PROBLEM DESCRIPTION: Each record below needs to be copied out exactly as it stands.

Stored items from a collection:
——

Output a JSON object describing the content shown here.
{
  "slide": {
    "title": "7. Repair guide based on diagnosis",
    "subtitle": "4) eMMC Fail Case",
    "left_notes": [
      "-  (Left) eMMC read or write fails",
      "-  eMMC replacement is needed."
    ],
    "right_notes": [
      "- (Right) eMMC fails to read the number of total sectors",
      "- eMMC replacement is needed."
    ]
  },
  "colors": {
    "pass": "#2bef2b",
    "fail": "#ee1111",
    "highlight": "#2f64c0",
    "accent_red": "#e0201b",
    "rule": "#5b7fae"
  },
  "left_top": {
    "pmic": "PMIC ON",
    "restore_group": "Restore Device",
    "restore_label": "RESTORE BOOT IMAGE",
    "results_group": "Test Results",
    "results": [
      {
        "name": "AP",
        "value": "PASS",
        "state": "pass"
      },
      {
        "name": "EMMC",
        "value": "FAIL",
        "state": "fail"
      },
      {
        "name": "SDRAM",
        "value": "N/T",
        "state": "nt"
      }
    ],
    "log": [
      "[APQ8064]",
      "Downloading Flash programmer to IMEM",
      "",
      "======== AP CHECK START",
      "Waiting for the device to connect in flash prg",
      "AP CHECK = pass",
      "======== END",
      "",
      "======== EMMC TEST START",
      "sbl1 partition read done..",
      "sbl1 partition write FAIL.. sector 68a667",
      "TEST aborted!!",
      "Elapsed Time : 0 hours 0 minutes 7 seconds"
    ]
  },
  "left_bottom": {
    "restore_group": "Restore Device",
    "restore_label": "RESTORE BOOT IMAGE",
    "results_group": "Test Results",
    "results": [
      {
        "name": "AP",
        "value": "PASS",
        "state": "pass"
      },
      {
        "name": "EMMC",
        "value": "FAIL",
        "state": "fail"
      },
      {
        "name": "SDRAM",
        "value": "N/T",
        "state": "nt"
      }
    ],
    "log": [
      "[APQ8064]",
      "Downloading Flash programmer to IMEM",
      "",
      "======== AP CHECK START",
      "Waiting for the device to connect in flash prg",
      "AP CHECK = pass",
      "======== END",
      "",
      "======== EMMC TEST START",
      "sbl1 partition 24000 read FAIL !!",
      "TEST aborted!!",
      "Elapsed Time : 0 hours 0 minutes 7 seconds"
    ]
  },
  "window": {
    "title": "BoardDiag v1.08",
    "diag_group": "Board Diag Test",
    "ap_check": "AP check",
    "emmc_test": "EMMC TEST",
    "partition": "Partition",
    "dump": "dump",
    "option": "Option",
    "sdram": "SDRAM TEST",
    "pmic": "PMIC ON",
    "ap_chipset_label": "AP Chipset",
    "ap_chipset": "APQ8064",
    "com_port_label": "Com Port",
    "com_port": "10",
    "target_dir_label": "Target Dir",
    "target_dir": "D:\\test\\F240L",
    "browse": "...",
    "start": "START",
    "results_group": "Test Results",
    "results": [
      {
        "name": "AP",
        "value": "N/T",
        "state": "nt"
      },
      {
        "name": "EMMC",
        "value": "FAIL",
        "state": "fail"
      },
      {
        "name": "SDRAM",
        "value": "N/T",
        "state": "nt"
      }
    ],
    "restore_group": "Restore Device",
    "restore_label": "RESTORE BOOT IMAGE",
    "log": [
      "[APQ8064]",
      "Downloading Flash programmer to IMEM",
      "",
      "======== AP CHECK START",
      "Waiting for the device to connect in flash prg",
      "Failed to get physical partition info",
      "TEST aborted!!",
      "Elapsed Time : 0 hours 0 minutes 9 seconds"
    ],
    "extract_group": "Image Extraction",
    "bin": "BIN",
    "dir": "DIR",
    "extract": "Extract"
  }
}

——

YOUR RESPONSE:
Output a JSON object describing the content shown here.
{
  "slide": {
    "title": "7. Repair guide based on diagnosis",
    "subtitle": "4) eMMC Fail Case",
    "left_notes": [
      "-  (Left) eMMC read or write fails",
      "-  eMMC replacement is needed."
    ],
    "right_notes": [
      "- (Right) eMMC fails to read the number of total sectors",
      "- eMMC replacement is needed."
    ]
  },
  "colors": {
    "pass": "#2bef2b",
    "fail": "#ee1111",
    "highlight": "#2f64c0",
    "accent_red": "#e0201b",
    "rule": "#5b7fae"
  },
  "left_top": {
    "pmic": "PMIC ON",
    "restore_group": "Restore Device",
    "restore_label": "RESTORE BOOT IMAGE",
    "results_group": "Test Results",
    "results": [
      {
        "name": "AP",
        "value": "PASS",
        "state": "pass"
      },
      {
        "name": "EMMC",
        "value": "FAIL",
        "state": "fail"
      },
      {
        "name": "SDRAM",
        "value": "N/T",
        "state": "nt"
      }
    ],
    "log": [
      "[APQ8064]",
      "Downloading Flash programmer to IMEM",
      "",
      "======== AP CHECK START",
      "Waiting for the device to connect in flash prg",
      "AP CHECK = pass",
      "======== END",
      "",
      "======== EMMC TEST START",
      "sbl1 partition read done..",
      "sbl1 partition write FAIL.. sector 68a667",
      "TEST aborted!!",
      "Elapsed Time : 0 hours 0 minutes 7 seconds"
    ]
  },
  "left_bottom": {
    "restore_group": "Restore Device",
    "restore_label": "RESTORE BOOT IMAGE",
    "results_group": "Test Results",
    "results": [
      {
        "name": "AP",
        "value": "PASS",
        "state": "pass"
      },
      {
        "name": "EMMC",
        "value": "FAIL",
        "state": "fail"
      },
      {
        "name": "SDRAM",
        "value": "N/T",
        "state": "nt"
      }
    ],
    "log": [
      "[APQ8064]",
      "Downloading Flash programmer to IMEM",
      "",
      "======== AP CHECK START",
      "Waiting for the device to connect in flash prg",
      "AP CHECK = pass",
      "======== END",
      "",
      "======== EMMC TEST START",
      "sbl1 partition 24000 read FAIL !!",
      "TEST aborted!!",
      "Elapsed Time : 0 hours 0 minutes 7 seconds"
    ]
  },
  "window": {
    "title": "BoardDiag v1.08",
    "diag_group": "Board Diag Test",
    "ap_check": "AP check",
    "emmc_test": "EMMC TEST",
    "partition": "Partition",
    "dump": "dump",
    "option": "Option",
    "sdram": "SDRAM TEST",
    "pmic": "PMIC ON",
    "ap_chipset_label": "AP Chipset",
    "ap_chipset": "APQ8064",
    "com_port_label": "Com Port",
    "com_port": "10",
    "target_dir_label": "Target Dir",
    "target_dir": "D:\\test\\F240L",
    "browse": "...",
    "start": "START",
    "results_group": "Test Results",
    "results": [
      {
        "name": "AP",
        "value": "N/T",
        "state": "nt"
      },
      {
        "name": "EMMC",
        "value": "FAIL",
        "state": "fail"
      },
      {
        "name": "SDRAM",
        "value": "N/T",
        "state": "nt"
      }
    ],
    "restore_group": "Restore Device",
    "restore_label": "RESTORE BOOT IMAGE",
    "log": [
      "[APQ8064]",
      "Downloading Flash programmer to IMEM",
      "",
      "======== AP CHECK START",
      "Waiting for the device to connect in flash prg",
      "Failed to get physical partition info",
      "TEST aborted!!",
      "Elapsed Time : 0 hours 0 minutes 9 seconds"
    ],
    "extract_group": "Image Extraction",
    "bin": "BIN",
    "dir": "DIR",
    "extract": "Extract"
  }
}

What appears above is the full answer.